Australia has two unofficial poet laureates: Banjo Paterson and Henry Lawson.
Paterson (1864 – 1941) was an Australian bush poet, journalist and author who is known for works such as "Clancy of the Overflow" , "The Man from Snowy River" (1890) and "Waltzing Matilda" (1895), regarded widely as Australia's unofficial national anthem. His poems are frequently jolly, positive and amusing.
Lawson (1867 – 1922) was also an Australian writer and bush poet but struggled much more with life than Paterson. He wrote prolifically into the 1890s, after which his output declined, in part due to struggles with alcoholism and mental illness. At times destitute, he spent periods in Darlinghurst Gaol and psychiatric institutions and died in 1922 following a cerebral haemorrhage. His works are often bleak and dark, with hostility towards oppression of the poor and dispossessed.
The following is an example. . .
- Henry Lawson
When the heavy sand is yielding backward from your blistered feet,
And across the distant timber you can SEE the flowing heat;
When your head is hot and aching, and the shadeless plain is wide,
And it’s fifteen miles to water in the scrub the other side
Don’t give up, don’t be down-hearted, to a man’s strong heart be true!
Take the air in through your nostrils, set your lips and see it through
For it can’t go on for ever, and `I’ll have my day!’ says you.
When you’re camping in the mulga, and the rain is falling slow,
While you nurse your rheumatism ‘neath a patch of calico;
Short of tucker or tobacco, short of sugar or of tea,

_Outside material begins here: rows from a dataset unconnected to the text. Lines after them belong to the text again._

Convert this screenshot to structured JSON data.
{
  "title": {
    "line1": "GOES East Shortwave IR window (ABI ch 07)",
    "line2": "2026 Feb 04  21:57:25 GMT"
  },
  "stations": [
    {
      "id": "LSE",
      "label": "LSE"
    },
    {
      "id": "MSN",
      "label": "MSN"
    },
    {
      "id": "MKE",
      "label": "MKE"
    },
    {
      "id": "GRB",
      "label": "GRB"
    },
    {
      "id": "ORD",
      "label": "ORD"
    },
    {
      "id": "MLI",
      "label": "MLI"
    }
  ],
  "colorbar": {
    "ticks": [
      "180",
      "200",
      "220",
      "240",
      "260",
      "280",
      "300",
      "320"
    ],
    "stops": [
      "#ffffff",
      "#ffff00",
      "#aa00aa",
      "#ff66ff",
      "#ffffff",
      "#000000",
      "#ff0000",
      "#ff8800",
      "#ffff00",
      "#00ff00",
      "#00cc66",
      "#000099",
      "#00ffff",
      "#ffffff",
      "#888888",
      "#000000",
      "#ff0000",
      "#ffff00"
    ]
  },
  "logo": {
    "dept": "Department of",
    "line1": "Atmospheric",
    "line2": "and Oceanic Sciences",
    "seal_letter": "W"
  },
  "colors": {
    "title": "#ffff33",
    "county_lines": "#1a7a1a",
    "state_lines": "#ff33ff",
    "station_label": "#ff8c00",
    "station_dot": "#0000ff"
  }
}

And the scrubs are dark and dismal, and the plains are like a sea;
Don’t give up and be down-hearted to the soul of man be true!
Grin! if you’ve a mate to grin for, grin and jest and don’t look blue;
For it can’t go on for ever, and `I’ll rise some day,’ says you.
When you’ve tramped the Sydney pavements till you’ve counted all the flags,
And your flapping boot-soles trip you, and your clothes are mostly rags,
When you’re called a city loafer, shunned, abused, moved on, despised
Fifty hungry beggars after every job that’s advertised
Don’t be beaten! Hold your head up! To your wretched self be true;
Set your pride to fight your hunger! Be a MAN in all you do!
For it cannot last for ever `I will rise again!’ says you.
When you’re dossing out in winter, in the darkness and the rain,
Crouching, cramped, and cold and hungry ‘neath a seat in The Domain,
And a cloaked policeman stirs you with that mighty foot of his
`Phwat d’ye mane? Phwat’s this?
Who are ye? Come, move on git out av this!’
Don’t get mad; ’twere only foolish; there is nought that you can do,
Save to mark his beat and time him find another hole or two;
But it can’t go on for ever `I’ll have money yet!’ says you.
Bother not about the morrow, for sufficient to the day
Is the evil (rather more so). Put your trust in God and pray!
Study well the ant, thou sluggard. Blessed are the meek and low.
Ponder calmly on the lilies how they idle, how they grow.
A man’s a man! Obey your masters! Do not blame the proud and fat,
For the poor are always with them, and they cannot alter that.
Lay your treasures up in Heaven cling to life and see it through!
For it cannot last for ever `I shall die some day,’ says you.